For many years my profession was researching sustainability and creating programs mostly in landscape and water management. I worked with local communities and many major corporations here in the Phoenix metro valley designing such schedules. Our responsibility was to construct a ten-year plan in maintenance and management processes expecting to find ‘best known practices’ in each category to ‘protect, preserve, and enhance property values’. All corporations are required to elect board members as a team who are given these strategies to use as references to manage by.
Living in a Non-profit Corporation, a Homeowners Association, (HOA), I noticed our maintenance practices did not fall in line with the research obtained from the multiple government backed associations teaching ‘best known practices’.
I have campaigned for years wanting a sustainable practice to be used in our community and was eventually elected on the board, but all sustainable programs were quickly shot down. Not because the process was bad but because no one knew what ‘best known practices’ meant or how to use them.
Even though property managers can help guide or assist in making professional decisions, they are not trained in sustainable practices and can only share what they are familiar with. Property management companies are not responsible for any decision the board makes.
“They are doing the best they can” was a line I heard a lot. “They are listening to the professionals”, “those were bad contractors” and the list of excuses continued.
It finally occurred to me the real problem is the system, not the contractors, not the board members, not the property managers but the lack of information given to the homeowners, to the board members, and to the contractors.
That is when Community Resource Advocates, (CRA) was born. We are a free website for all homeowners and board members to gain information that the state, the counties, and cities sponsor to promote sustainability. These resources were created to assist HOA’s, and it is CRA’s purpose to support you, and your board members in understanding how to use them.
“If your community is not following ‘best known practices’ then your community is not doing what is best for you, or your community.”
According to HOA rules and regulations the only way your HOA is required to follow “best known practices is if 50% to 70% of your community votes for the ten-year sustainable program to be created. Then it must be included into the Covenants, Conditions, and Restrictions, (CC&Rs) or the program cannot be created or sustained.
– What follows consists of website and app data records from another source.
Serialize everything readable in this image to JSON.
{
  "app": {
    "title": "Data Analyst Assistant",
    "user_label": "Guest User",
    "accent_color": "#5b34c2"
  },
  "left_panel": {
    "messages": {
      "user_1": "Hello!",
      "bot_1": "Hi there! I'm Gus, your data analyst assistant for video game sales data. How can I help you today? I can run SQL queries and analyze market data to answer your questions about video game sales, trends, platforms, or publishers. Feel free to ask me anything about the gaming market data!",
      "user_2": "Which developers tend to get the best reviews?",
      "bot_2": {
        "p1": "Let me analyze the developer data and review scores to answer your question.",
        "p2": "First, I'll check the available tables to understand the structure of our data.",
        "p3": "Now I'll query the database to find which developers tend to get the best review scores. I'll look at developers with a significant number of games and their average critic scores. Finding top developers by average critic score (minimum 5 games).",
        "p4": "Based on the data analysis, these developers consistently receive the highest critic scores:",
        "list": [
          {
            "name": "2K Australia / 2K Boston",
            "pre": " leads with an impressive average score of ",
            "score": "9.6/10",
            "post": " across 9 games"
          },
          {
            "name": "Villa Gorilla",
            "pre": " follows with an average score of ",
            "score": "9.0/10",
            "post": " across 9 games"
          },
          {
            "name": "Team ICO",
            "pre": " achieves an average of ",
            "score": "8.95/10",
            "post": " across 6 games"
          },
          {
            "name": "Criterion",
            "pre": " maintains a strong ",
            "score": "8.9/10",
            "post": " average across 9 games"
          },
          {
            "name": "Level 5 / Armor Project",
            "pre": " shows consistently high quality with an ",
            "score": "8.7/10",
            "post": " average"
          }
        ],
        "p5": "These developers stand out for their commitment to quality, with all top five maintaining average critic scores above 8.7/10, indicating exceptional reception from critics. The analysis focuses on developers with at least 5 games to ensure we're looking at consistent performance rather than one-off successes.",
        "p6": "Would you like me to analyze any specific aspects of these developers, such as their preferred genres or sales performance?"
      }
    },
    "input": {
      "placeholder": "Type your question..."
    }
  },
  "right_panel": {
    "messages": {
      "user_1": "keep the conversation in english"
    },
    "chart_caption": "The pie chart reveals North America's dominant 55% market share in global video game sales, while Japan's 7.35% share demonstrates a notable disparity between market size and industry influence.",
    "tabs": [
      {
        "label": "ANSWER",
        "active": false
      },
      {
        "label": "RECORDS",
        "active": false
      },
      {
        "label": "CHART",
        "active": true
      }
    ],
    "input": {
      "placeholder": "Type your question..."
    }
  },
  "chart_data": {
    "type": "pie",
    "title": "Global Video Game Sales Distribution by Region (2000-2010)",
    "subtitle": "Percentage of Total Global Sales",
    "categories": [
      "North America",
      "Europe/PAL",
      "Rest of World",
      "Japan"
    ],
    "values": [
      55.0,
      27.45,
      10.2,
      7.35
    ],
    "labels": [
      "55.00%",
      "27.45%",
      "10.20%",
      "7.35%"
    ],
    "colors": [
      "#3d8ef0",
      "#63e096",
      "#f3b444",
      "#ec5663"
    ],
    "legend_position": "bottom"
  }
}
This means if your community decides to change your CC&Rs then you can create a community-based set of rules, require the board to utilize ‘best known practices’ and be rest assured you are doing your part as shareholder by voting for sustainability in your HOA.